In August we have been for a weekend trip in Rome, the capital of Italy and of course I had to document everything in the analogue way of shooting on film. Even if it was nearly as hot as in the desert, I managed to shoot quite some rolls. Based on my interest for the experimental, I tried to capture Rome from very different perspectives in order to show the variety of possibilities how you can see and perceive this breathtaking city. Here you can accompany me on my walk through Rome.

Our accommodation was located close to the San Giovanni metro station, which has its name given by the beautiful Basilica di San Giovanni in Laterano. It is a perfect area to spend time in Rome, not too many tourists and yet very close to the centre. Just perfect for us.

It doesn’t always have to be a turistical spot, I like to discover a city from all aspects, the side- and back-streets and the less heeded corners – simply the true face of the city.

 

Just a stone’s throw away, passing by the Basilica di San Giovanni in Laterano, you reach one of the most impressive sightseeings of the city – the Colosseum, within a 15-minutes walk.
For me, this building is the epitome of the Roman Empire, its rise and fall. This masterpiece of architecture shows what the Roman civilisation was capable of but finally it crumbled. Even if it still stands due to lavish restauration this building reveals: Nothing is built for eternity.

 

With the arrival at the Colosseum a refreshment from the heat of the midday sun is more than needed.

After the visitation of the colosseum we move to the contiguous Palatine Hill, one of the Seven Hills of Rome and the oldest inhabited part of the city. Here you can find a lot of ruins from different eras of the municipal history. Those ruins just give you a glimpse of what impressive buildings must have been located here once.

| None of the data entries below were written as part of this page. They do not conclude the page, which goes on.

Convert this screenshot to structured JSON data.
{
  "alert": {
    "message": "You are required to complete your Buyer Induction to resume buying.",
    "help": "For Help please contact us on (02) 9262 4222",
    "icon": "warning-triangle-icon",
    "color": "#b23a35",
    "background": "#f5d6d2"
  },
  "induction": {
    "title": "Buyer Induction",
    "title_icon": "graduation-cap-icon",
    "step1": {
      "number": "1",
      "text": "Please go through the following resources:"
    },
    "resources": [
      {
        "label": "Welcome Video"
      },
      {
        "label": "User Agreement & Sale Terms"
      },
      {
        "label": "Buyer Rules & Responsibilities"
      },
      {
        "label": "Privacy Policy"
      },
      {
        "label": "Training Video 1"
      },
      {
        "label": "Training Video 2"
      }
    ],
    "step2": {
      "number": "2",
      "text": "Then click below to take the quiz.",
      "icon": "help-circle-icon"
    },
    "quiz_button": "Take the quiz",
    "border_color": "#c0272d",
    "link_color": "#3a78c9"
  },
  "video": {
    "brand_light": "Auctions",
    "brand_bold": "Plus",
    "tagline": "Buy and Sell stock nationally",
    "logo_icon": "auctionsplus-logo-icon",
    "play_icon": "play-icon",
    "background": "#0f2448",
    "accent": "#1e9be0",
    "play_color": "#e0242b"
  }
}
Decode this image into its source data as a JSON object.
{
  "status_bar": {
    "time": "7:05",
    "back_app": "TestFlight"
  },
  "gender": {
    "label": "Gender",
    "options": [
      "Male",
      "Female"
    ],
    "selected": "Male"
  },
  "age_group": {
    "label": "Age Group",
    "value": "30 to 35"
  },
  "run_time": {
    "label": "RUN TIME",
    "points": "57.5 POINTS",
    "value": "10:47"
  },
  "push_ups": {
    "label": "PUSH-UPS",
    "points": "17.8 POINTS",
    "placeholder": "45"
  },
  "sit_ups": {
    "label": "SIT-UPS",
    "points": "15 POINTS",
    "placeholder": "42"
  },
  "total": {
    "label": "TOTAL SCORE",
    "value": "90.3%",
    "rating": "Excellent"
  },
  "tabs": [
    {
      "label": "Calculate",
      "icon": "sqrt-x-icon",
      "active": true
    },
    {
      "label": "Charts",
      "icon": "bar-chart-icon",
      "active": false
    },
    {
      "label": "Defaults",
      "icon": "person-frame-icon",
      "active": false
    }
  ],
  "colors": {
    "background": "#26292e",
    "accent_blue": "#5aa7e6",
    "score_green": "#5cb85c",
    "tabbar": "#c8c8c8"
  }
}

On top of the hill you have the chance to enjoy the view above the roofs of the city in all four cardinal directions.

 

“Velvet City” was the first thought that came to my mind after looking at the photographs of this film (Lomography Lomochrome Purple XR 100-400). The architecture mixed with those odd colours creates a Rome which seems to be located on another planet.

 

Through the Via dei Fori Imperiali we moved towards the city centre. Interestingly those days was a lot of military and police out in the streets and thanks to that this snapshot of a cyclist asking a soldier for the way came into existence.

 

When we arrived at the Via del Corso, we accidentally met an old friend of us, beatboxer and street musician Eddy Harper. So called ‘buskers’ you can find meanwhile (again) a lot in the urban space of Rome, especially along this street.

 

After his performance we walked through the typical but completely tourist free alleyways towards the famous Trevi Fountain, another touristic highlight of the city.

 

Despite the totally overcrowded fountain I managed to take a shot from the first row. The fountain itself is an architectural feast for the eyes but unfortunately the mass of people takes away some of the beautiful atmosphere. But as it is with such touristic sightseeing places, you have to keep up with it.

 

Hence we quickly moved on towards the Spanish Steps because from there we went to the calm and beautiful Villa Borghese Gardens.

 

The park seems very fairytale-like with all its fountains and sculptures among the Mediterranean vegetation. Especially in combination with the Lomochrome Turquoise film it appears to be located on another planet. Furthermore, here you have the chance to get some rest from all the touristic turmoil and you can enjoy incredible panorama views over the city.

 

Since we are savourers of silence and nature, we decided to visit Vatican Gardens. Just within a few minutes by metro you can reach the Vatican from the Piazza di Spagna and have the possibility to discover the beauty of the gardens which usually are just accessible for the residents of the Vatican. Definitely worth a visit.

After this whole tour you really deserve an Italian gelato and a cold drink for refreshment – and then, in a roundabout way through the streets of the city, you end up in a tasty restaurant with Roman delicacies.

If you liked this walk through Rome with me and you would like to see a bit more of the city and feel a bit more of Italy, you can visit the current exhibition “Roma in Analogico” at Switch21 – GastroPub at Lenaustra├če 21 in 12047 Berlin.

For more tipps what to do around Rome, you also can check out the page of bookmundi.

And stay tuned for the next #awalkthrough.